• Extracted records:
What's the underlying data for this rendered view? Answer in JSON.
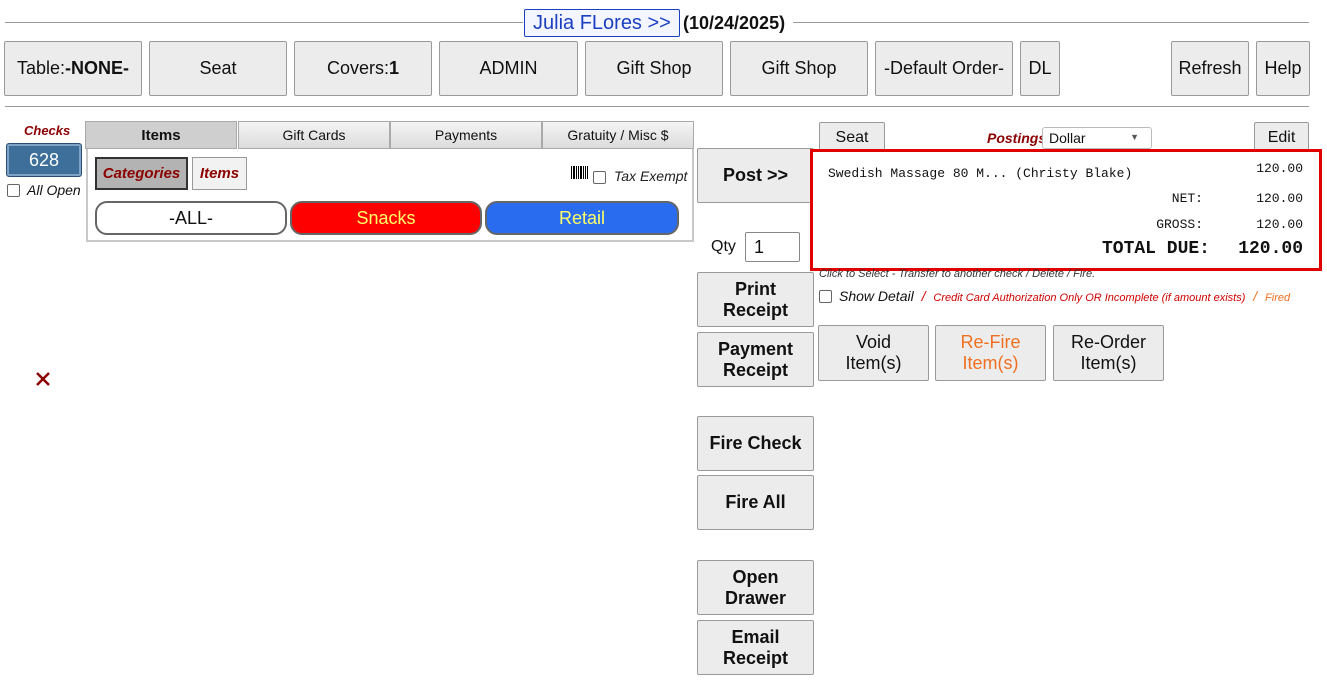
{
  "header": {
    "customer_link": "Julia FLores >>",
    "date": "(10/24/2025)",
    "colors": {
      "link": "#1a3fbf",
      "link_border": "#1a3fbf"
    }
  },
  "toolbar": {
    "table_label": "Table: ",
    "table_value": "-NONE-",
    "seat": "Seat",
    "covers_label": "Covers: ",
    "covers_value": "1",
    "admin": "ADMIN",
    "gift_shop_1": "Gift Shop",
    "gift_shop_2": "Gift Shop",
    "default_order": "-Default Order-",
    "dl": "DL",
    "refresh": "Refresh",
    "help": "Help"
  },
  "checks": {
    "title": "Checks",
    "check_number": "628",
    "all_open": "All Open",
    "colors": {
      "title": "#8b0000",
      "badge": "#3e6f9b"
    }
  },
  "tabs": [
    {
      "label": "Items",
      "active": true
    },
    {
      "label": "Gift Cards",
      "active": false
    },
    {
      "label": "Payments",
      "active": false
    },
    {
      "label": "Gratuity / Misc $",
      "active": false
    }
  ],
  "item_panel": {
    "categories_btn": "Categories",
    "items_btn": "Items",
    "barcode_icon": "barcode-icon",
    "tax_exempt": "Tax Exempt",
    "category_pills": [
      {
        "label": "-ALL-",
        "bg": "#ffffff",
        "color": "#111111"
      },
      {
        "label": "Snacks",
        "bg": "#ff0000",
        "color": "#ffff66"
      },
      {
        "label": "Retail",
        "bg": "#2a6cf0",
        "color": "#ffff66"
      }
    ]
  },
  "remove_icon": "close-x-icon",
  "actions": {
    "post": "Post >>",
    "qty_label": "Qty",
    "qty_value": "1",
    "print_receipt_1": "Print",
    "print_receipt_2": "Receipt",
    "payment_receipt_1": "Payment",
    "payment_receipt_2": "Receipt",
    "fire_check": "Fire Check",
    "fire_all": "Fire All",
    "open_drawer_1": "Open",
    "open_drawer_2": "Drawer",
    "email_receipt_1": "Email",
    "email_receipt_2": "Receipt"
  },
  "check_panel": {
    "seat": "Seat",
    "postings_label": "Postings",
    "postings_select": "Dollar",
    "edit": "Edit",
    "line_items": [
      {
        "description": "Swedish Massage 80 M... (Christy Blake)",
        "amount": "120.00"
      }
    ],
    "net_label": "NET:",
    "net_value": "120.00",
    "gross_label": "GROSS:",
    "gross_value": "120.00",
    "total_label": "TOTAL DUE:",
    "total_value": "120.00",
    "hint": "Click to Select - Transfer to another check / Delete / Fire.",
    "show_detail": "Show Detail",
    "legend_sep": "/",
    "legend_cc": "Credit Card Authorization Only OR Incomplete (if amount exists)",
    "legend_fired": "Fired",
    "colors": {
      "highlight_border": "#e00000",
      "cc": "#d00000",
      "fired": "#f07020"
    }
  },
  "item_actions": {
    "void_1": "Void",
    "void_2": "Item(s)",
    "refire_1": "Re-Fire",
    "refire_2": "Item(s)",
    "reorder_1": "Re-Order",
    "reorder_2": "Item(s)"
  }
}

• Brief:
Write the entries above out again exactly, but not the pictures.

• Problem solution:
What's the underlying data for this rendered view? Answer in JSON.
{
  "header": {
    "customer_link": "Julia FLores >>",
    "date": "(10/24/2025)",
    "colors": {
      "link": "#1a3fbf",
      "link_border": "#1a3fbf"
    }
  },
  "toolbar": {
    "table_label": "Table: ",
    "table_value": "-NONE-",
    "seat": "Seat",
    "covers_label": "Covers: ",
    "covers_value": "1",
    "admin": "ADMIN",
    "gift_shop_1": "Gift Shop",
    "gift_shop_2": "Gift Shop",
    "default_order": "-Default Order-",
    "dl": "DL",
    "refresh": "Refresh",
    "help": "Help"
  },
  "checks": {
    "title": "Checks",
    "check_number": "628",
    "all_open": "All Open",
    "colors": {
      "title": "#8b0000",
      "badge": "#3e6f9b"
    }
  },
  "tabs": [
    {
      "label": "Items",
      "active": true
    },
    {
      "label": "Gift Cards",
      "active": false
    },
    {
      "label": "Payments",
      "active": false
    },
    {
      "label": "Gratuity / Misc $",
      "active": false
    }
  ],
  "item_panel": {
    "categories_btn": "Categories",
    "items_btn": "Items",
    "barcode_icon": "barcode-icon",
    "tax_exempt": "Tax Exempt",
    "category_pills": [
      {
        "label": "-ALL-",
        "bg": "#ffffff",
        "color": "#111111"
      },
      {
        "label": "Snacks",
        "bg": "#ff0000",
        "color": "#ffff66"
      },
      {
        "label": "Retail",
        "bg": "#2a6cf0",
        "color": "#ffff66"
      }
    ]
  },
  "remove_icon": "close-x-icon",
  "actions": {
    "post": "Post >>",
    "qty_label": "Qty",
    "qty_value": "1",
    "print_receipt_1": "Print",
    "print_receipt_2": "Receipt",
    "payment_receipt_1": "Payment",
    "payment_receipt_2": "Receipt",
    "fire_check": "Fire Check",
    "fire_all": "Fire All",
    "open_drawer_1": "Open",
    "open_drawer_2": "Drawer",
    "email_receipt_1": "Email",
    "email_receipt_2": "Receipt"
  },
  "check_panel": {
    "seat": "Seat",
    "postings_label": "Postings",
    "postings_select": "Dollar",
    "edit": "Edit",
    "line_items": [
      {
        "description": "Swedish Massage 80 M... (Christy Blake)",
        "amount": "120.00"
      }
    ],
    "net_label": "NET:",
    "net_value": "120.00",
    "gross_label": "GROSS:",
    "gross_value": "120.00",
    "total_label": "TOTAL DUE:",
    "total_value": "120.00",
    "hint": "Click to Select - Transfer to another check / Delete / Fire.",
    "show_detail": "Show Detail",
    "legend_sep": "/",
    "legend_cc": "Credit Card Authorization Only OR Incomplete (if amount exists)",
    "legend_fired": "Fired",
    "colors": {
      "highlight_border": "#e00000",
      "cc": "#d00000",
      "fired": "#f07020"
    }
  },
  "item_actions": {
    "void_1": "Void",
    "void_2": "Item(s)",
    "refire_1": "Re-Fire",
    "refire_2": "Item(s)",
    "reorder_1": "Re-Order",
    "reorder_2": "Item(s)"
  }
}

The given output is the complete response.